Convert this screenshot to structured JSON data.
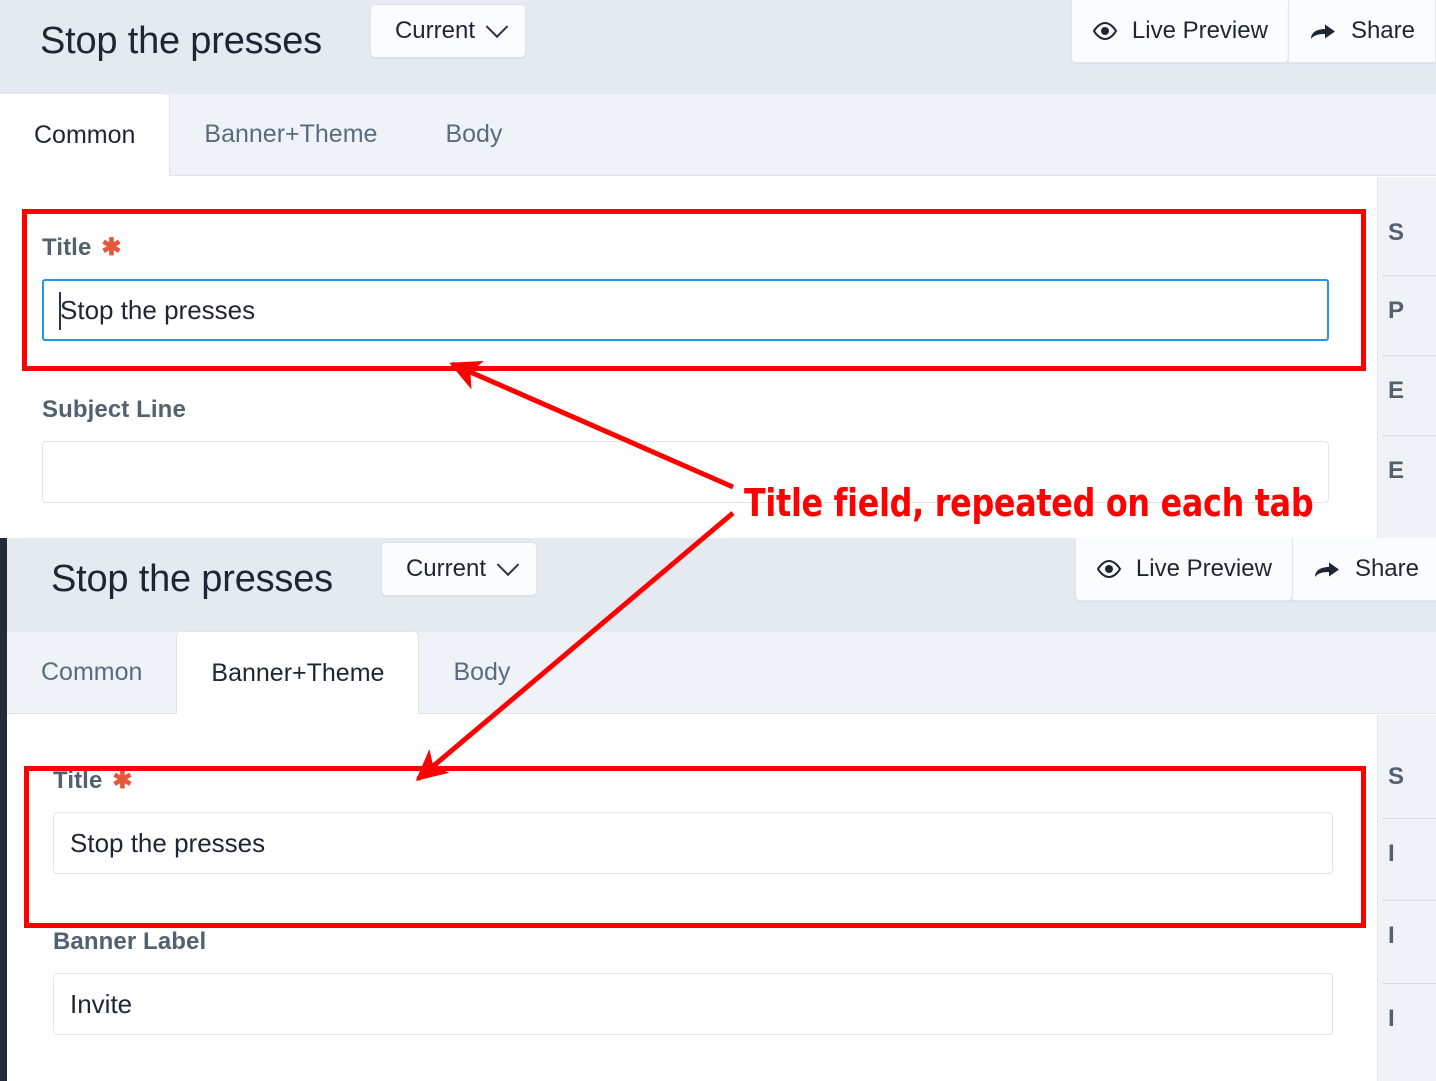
{
  "panels": [
    {
      "id": "panel-common",
      "header": {
        "title": "Stop the presses",
        "version_label": "Current",
        "live_preview_label": "Live Preview",
        "share_label": "Share"
      },
      "tabs": [
        {
          "label": "Common",
          "active": true
        },
        {
          "label": "Banner+Theme",
          "active": false
        },
        {
          "label": "Body",
          "active": false
        }
      ],
      "fields": [
        {
          "label": "Title",
          "required": true,
          "value": "Stop the presses",
          "focused": true,
          "placeholder": ""
        },
        {
          "label": "Subject Line",
          "required": false,
          "value": "",
          "focused": false,
          "placeholder": ""
        }
      ],
      "side_rail": [
        "S",
        "P",
        "E",
        "E"
      ]
    },
    {
      "id": "panel-banner-theme",
      "header": {
        "title": "Stop the presses",
        "version_label": "Current",
        "live_preview_label": "Live Preview",
        "share_label": "Share"
      },
      "tabs": [
        {
          "label": "Common",
          "active": false
        },
        {
          "label": "Banner+Theme",
          "active": true
        },
        {
          "label": "Body",
          "active": false
        }
      ],
      "fields": [
        {
          "label": "Title",
          "required": true,
          "value": "Stop the presses",
          "focused": false,
          "placeholder": ""
        },
        {
          "label": "Banner Label",
          "required": false,
          "value": "Invite",
          "focused": false,
          "placeholder": ""
        }
      ],
      "side_rail": [
        "S",
        "I",
        "I",
        "I"
      ]
    }
  ],
  "annotation": {
    "text": "Title field, repeated on each tab",
    "color": "#fe0000"
  },
  "icons": {
    "version_chevron": "chevron-down-icon",
    "live_preview": "eye-icon",
    "share": "share-arrow-icon"
  },
  "colors": {
    "header_bg": "#e5eaf1",
    "tabstrip_bg": "#eff3f7",
    "accent_focus": "#2196e3",
    "required_star": "#e8563c",
    "annotation_red": "#fe0000",
    "panel_left_border": "#222c39"
  }
}
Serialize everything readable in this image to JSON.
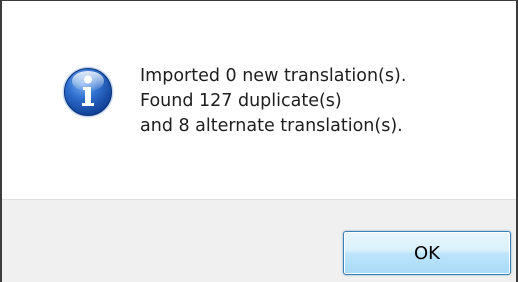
{
  "dialog": {
    "icon": "information-icon",
    "message_lines": [
      "Imported 0 new translation(s).",
      "Found 127 duplicate(s)",
      "and 8 alternate translation(s)."
    ],
    "ok_label": "OK"
  },
  "colors": {
    "icon_blue": "#1f5fb8",
    "button_border": "#3c7fb1",
    "footer_bg": "#f0f0f0"
  }
}
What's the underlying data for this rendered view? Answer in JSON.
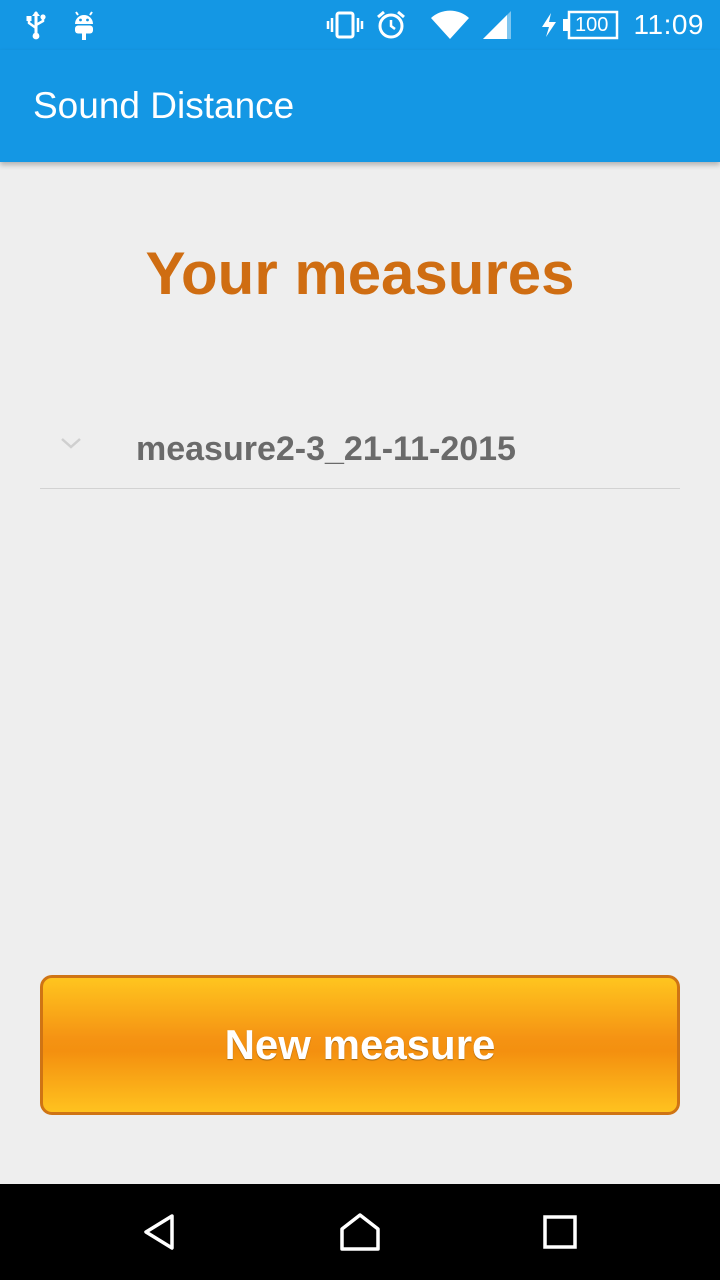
{
  "status_bar": {
    "time": "11:09",
    "battery": "100",
    "icons": [
      "usb-icon",
      "android-debug-icon",
      "vibrate-icon",
      "alarm-icon",
      "wifi-icon",
      "cell-signal-icon",
      "charging-icon",
      "battery-icon"
    ]
  },
  "app_bar": {
    "title": "Sound Distance"
  },
  "main": {
    "heading": "Your measures",
    "measures": [
      {
        "name": "measure2-3_21-11-2015"
      }
    ],
    "new_button_label": "New measure"
  },
  "nav_bar": {
    "icons": [
      "back-icon",
      "home-icon",
      "recents-icon"
    ]
  },
  "colors": {
    "primary": "#1497e4",
    "heading": "#cf6d12",
    "button_orange": "#f59313",
    "button_border": "#cf7414",
    "background": "#eeeeee"
  }
}
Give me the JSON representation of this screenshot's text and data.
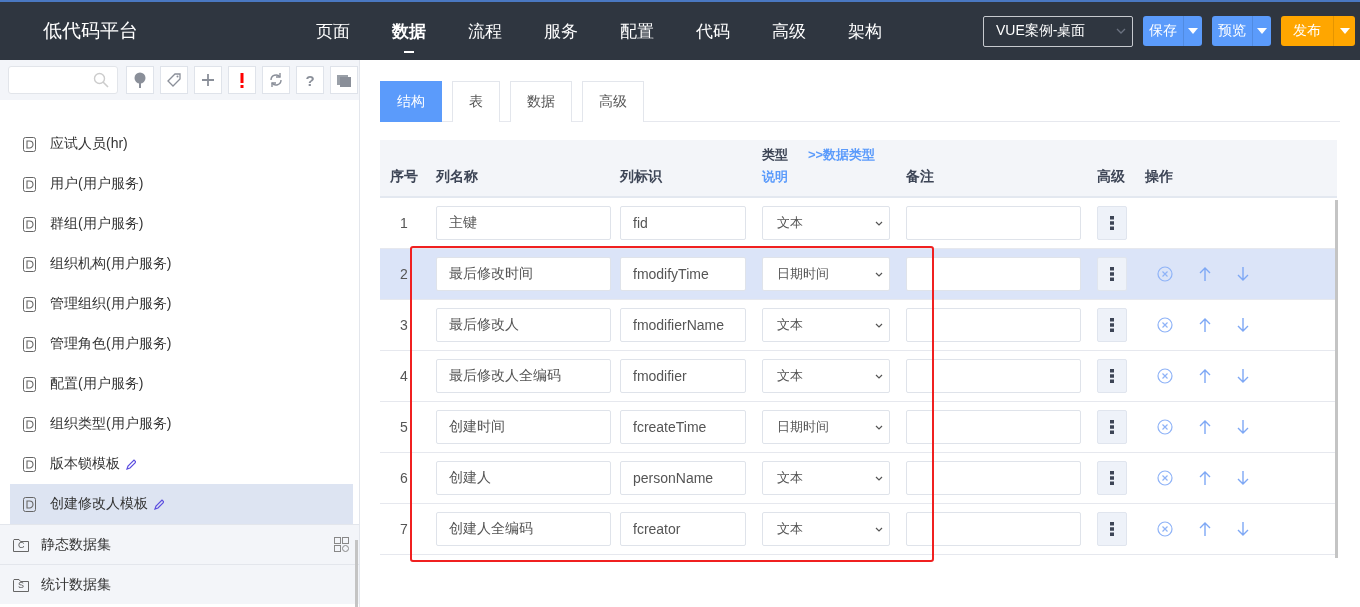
{
  "app": {
    "title": "低代码平台"
  },
  "nav": [
    {
      "label": "页面",
      "selected": false
    },
    {
      "label": "数据",
      "selected": true
    },
    {
      "label": "流程",
      "selected": false
    },
    {
      "label": "服务",
      "selected": false
    },
    {
      "label": "配置",
      "selected": false
    },
    {
      "label": "代码",
      "selected": false
    },
    {
      "label": "高级",
      "selected": false
    },
    {
      "label": "架构",
      "selected": false
    }
  ],
  "project_select": {
    "value": "VUE案例-桌面"
  },
  "actions": [
    {
      "label": "保存",
      "kind": "blue"
    },
    {
      "label": "预览",
      "kind": "blue"
    },
    {
      "label": "发布",
      "kind": "orange"
    }
  ],
  "sidebar": {
    "toolbar": [
      {
        "kind": "tree"
      },
      {
        "kind": "tag"
      },
      {
        "kind": "add"
      },
      {
        "kind": "alert"
      },
      {
        "kind": "refresh"
      },
      {
        "kind": "help",
        "label": "?"
      },
      {
        "kind": "layers"
      }
    ],
    "items": [
      {
        "label": "应试人员(hr)",
        "selected": false,
        "editable": false
      },
      {
        "label": "用户(用户服务)",
        "selected": false,
        "editable": false
      },
      {
        "label": "群组(用户服务)",
        "selected": false,
        "editable": false
      },
      {
        "label": "组织机构(用户服务)",
        "selected": false,
        "editable": false
      },
      {
        "label": "管理组织(用户服务)",
        "selected": false,
        "editable": false
      },
      {
        "label": "管理角色(用户服务)",
        "selected": false,
        "editable": false
      },
      {
        "label": "配置(用户服务)",
        "selected": false,
        "editable": false
      },
      {
        "label": "组织类型(用户服务)",
        "selected": false,
        "editable": false
      },
      {
        "label": "版本锁模板",
        "selected": false,
        "editable": true
      },
      {
        "label": "创建修改人模板",
        "selected": true,
        "editable": true
      }
    ],
    "groups": [
      {
        "label": "静态数据集",
        "letter": "C",
        "grid": true
      },
      {
        "label": "统计数据集",
        "letter": "S",
        "grid": false
      }
    ]
  },
  "tabs": [
    {
      "label": "结构",
      "selected": true
    },
    {
      "label": "表",
      "selected": false
    },
    {
      "label": "数据",
      "selected": false
    },
    {
      "label": "高级",
      "selected": false
    }
  ],
  "table": {
    "columns": {
      "index": "序号",
      "name": "列名称",
      "id": "列标识",
      "type": "类型",
      "type_help": "说明",
      "type_link": ">>数据类型",
      "note": "备注",
      "advanced": "高级",
      "ops": "操作"
    },
    "rows": [
      {
        "index": "1",
        "name": "主键",
        "id": "fid",
        "type": "文本",
        "selected": false,
        "actions": false
      },
      {
        "index": "2",
        "name": "最后修改时间",
        "id": "fmodifyTime",
        "type": "日期时间",
        "selected": true,
        "actions": true
      },
      {
        "index": "3",
        "name": "最后修改人",
        "id": "fmodifierName",
        "type": "文本",
        "selected": false,
        "actions": true
      },
      {
        "index": "4",
        "name": "最后修改人全编码",
        "id": "fmodifier",
        "type": "文本",
        "selected": false,
        "actions": true
      },
      {
        "index": "5",
        "name": "创建时间",
        "id": "fcreateTime",
        "type": "日期时间",
        "selected": false,
        "actions": true
      },
      {
        "index": "6",
        "name": "创建人",
        "id": "personName",
        "type": "文本",
        "selected": false,
        "actions": true
      },
      {
        "index": "7",
        "name": "创建人全编码",
        "id": "fcreator",
        "type": "文本",
        "selected": false,
        "actions": true
      }
    ]
  }
}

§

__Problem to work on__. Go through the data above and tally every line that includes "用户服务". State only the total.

__Task result__. 7